As they say, one mind is good, but two is better. Brainstorming is needed in almost everyone’s work. And when it comes to remote work, brainstorming can be a challenge.
“It is harder to sync with your team when you are not in the same room looking at the same whiteboard. Brainstorming is harder because of the same reasons, which leads to having more than one meeting to get on the same page with everyone on the team,” Borislav said. And he’s not the only one.
Ivan Markiv, an experienced QA at Scopic, also thinks that the downside of remote work is the lack of communication. “Because face-to-face interaction is generally lost, video conferencing can sometimes offset this.

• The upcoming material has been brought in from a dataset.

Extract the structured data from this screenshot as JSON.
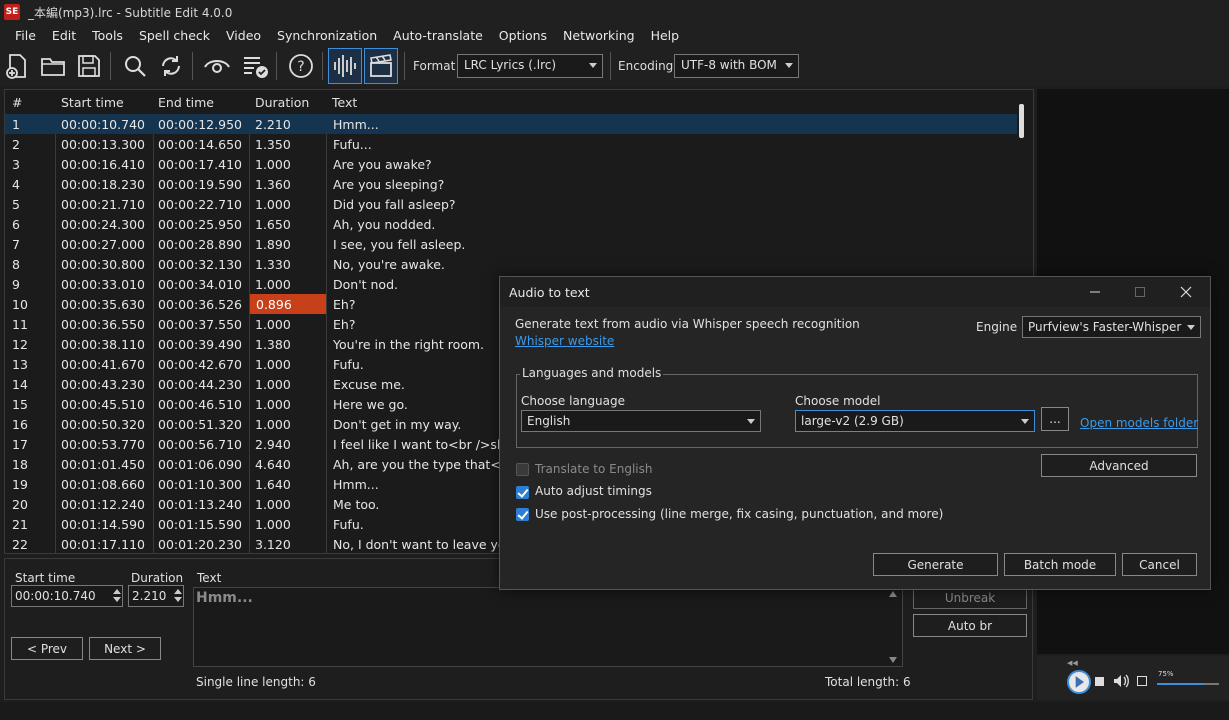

But it’s not a perfect replacement.” But this is part of how remote companies work.
You Don’t Know When And Where To Work From
The idea of earning money while sitting in your house, on your own couch is thrilling. But what if you have a family and kids?
“Working from home is challenging when you have a family and children. The problem can be mitigated by renting or building an office space if you can afford it,” says Zviadi.
Let’s say we solved that issue. There’s another one remote workers have: when to work. Even if you set realistic hours for yourself, you might have to chat with a team member that is 12 hours ahead of you. “People are in different time zones which makes meeting arrangements harder,” sums up Borislav.
The Ugly: difficult aspects of remote work
And now, let’s learn about the ugly side of remote work. Be sure that part of Scopic’s culture is trusting our employees and making sure they feel safe at their workplace.
You Might Be Monitored Via Video
When you work in an office, your boss can see you whenever they want and check what you’re doing at the moment. So there is no issue of trust. But when it comes to remote companies, trust can be hard to come by.
Even though this is not true for Scopic, this is an issue that usually arises when companies don’t know how to properly work with a remote staff or are just starting the process and feel unsure. “Some companies use video monitoring to confirm that their employees are actually working. It can create quite an invasive and not a very comfortable work environment,” concludes Jade.
You Might Not Get Paid
You’ve heard the stories. You know how freelancing and working for early-stage startups can be unreliable. You’re putting all your hopes in them succeeding and being decent people. This usually happens more with freelancers. What helps is checking out reviews for the companies before starting to work with them.
“We’ve heard many stories of people not getting paid for months at a time, or struggling to find reliable freelance clients. Working for an established company like Scopic insulates you from these challenges, so you can focus on enjoying the freedom of remote work,” says Jade.
We have a real-life story for you from Oleg Chepurko, a 3D graphics developer at Scopic, about his previous remote work outside of Scopic:
“I worked as a freelancer, and I did some work for a client in the summer of 2016. The client didn’t pay me, saying that he has some bank issues. I didn’t send him the assets, only a video proving that my work is done. To my surprise, he sent my payment on Christmas (after half a year). This came for me in a perfect time and let me have a better Christmas.”
You Might Lose Track of Time and Have Sleepless Nights
When without supervision, it’s easy to lose track of time, decide to go out with friends, and leave your tasks for later. But since you can’t miss deadlines and be unreliable, you’ll use those sleepless nights to get the job done. Marine knows about this best:
“Remote work can be stressful sometimes. In a way that you may struggle to find a healthy working schedule for you or get distracted easily. You might end up having less time for work during a day, which can result in sleepless nights just to cover the missed working hours.”
Martha, who’s a project manager at Scopic, also shares the same thoughts:
“You have to be very organized and focused to not lose the track of time and to know when to stop the working day.”
Now that you know everything there is to know about what it’s like to work remotely, you can decide if it’s for you or not. And as one of the best designers at Scopic Eugen Lapshin says, “there is always a lot of remote work, don’t forget to live”.